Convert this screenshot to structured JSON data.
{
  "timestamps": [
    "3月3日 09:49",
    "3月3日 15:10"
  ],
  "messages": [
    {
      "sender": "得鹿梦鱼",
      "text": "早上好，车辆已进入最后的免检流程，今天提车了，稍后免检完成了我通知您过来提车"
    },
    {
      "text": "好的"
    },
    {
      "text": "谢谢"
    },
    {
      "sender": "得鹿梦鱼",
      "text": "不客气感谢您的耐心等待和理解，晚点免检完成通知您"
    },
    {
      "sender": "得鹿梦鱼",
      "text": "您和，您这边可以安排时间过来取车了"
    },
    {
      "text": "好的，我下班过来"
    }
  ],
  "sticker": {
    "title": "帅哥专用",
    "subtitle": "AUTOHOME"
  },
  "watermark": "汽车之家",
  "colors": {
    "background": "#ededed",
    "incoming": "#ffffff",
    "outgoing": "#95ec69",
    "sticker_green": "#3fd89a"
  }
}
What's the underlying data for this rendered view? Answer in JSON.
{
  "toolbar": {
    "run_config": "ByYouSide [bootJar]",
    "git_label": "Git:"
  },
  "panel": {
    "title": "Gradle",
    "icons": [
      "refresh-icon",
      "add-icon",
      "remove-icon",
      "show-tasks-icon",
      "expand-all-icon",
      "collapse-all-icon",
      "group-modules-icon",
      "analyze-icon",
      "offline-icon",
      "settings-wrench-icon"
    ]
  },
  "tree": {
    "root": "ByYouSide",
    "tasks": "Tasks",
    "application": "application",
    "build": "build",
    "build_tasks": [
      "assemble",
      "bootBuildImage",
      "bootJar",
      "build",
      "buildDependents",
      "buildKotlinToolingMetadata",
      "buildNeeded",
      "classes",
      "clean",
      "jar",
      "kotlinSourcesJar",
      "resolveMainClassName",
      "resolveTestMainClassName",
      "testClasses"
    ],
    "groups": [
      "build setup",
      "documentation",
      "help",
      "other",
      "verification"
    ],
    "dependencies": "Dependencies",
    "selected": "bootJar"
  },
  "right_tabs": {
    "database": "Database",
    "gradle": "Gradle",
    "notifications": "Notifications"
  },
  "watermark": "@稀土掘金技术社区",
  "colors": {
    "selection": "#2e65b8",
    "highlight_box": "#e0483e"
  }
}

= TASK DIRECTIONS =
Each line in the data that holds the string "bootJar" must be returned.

= RESPONSE AREA =
    "run_config": "ByYouSide [bootJar]",
      "bootJar",
    "selected": "bootJar"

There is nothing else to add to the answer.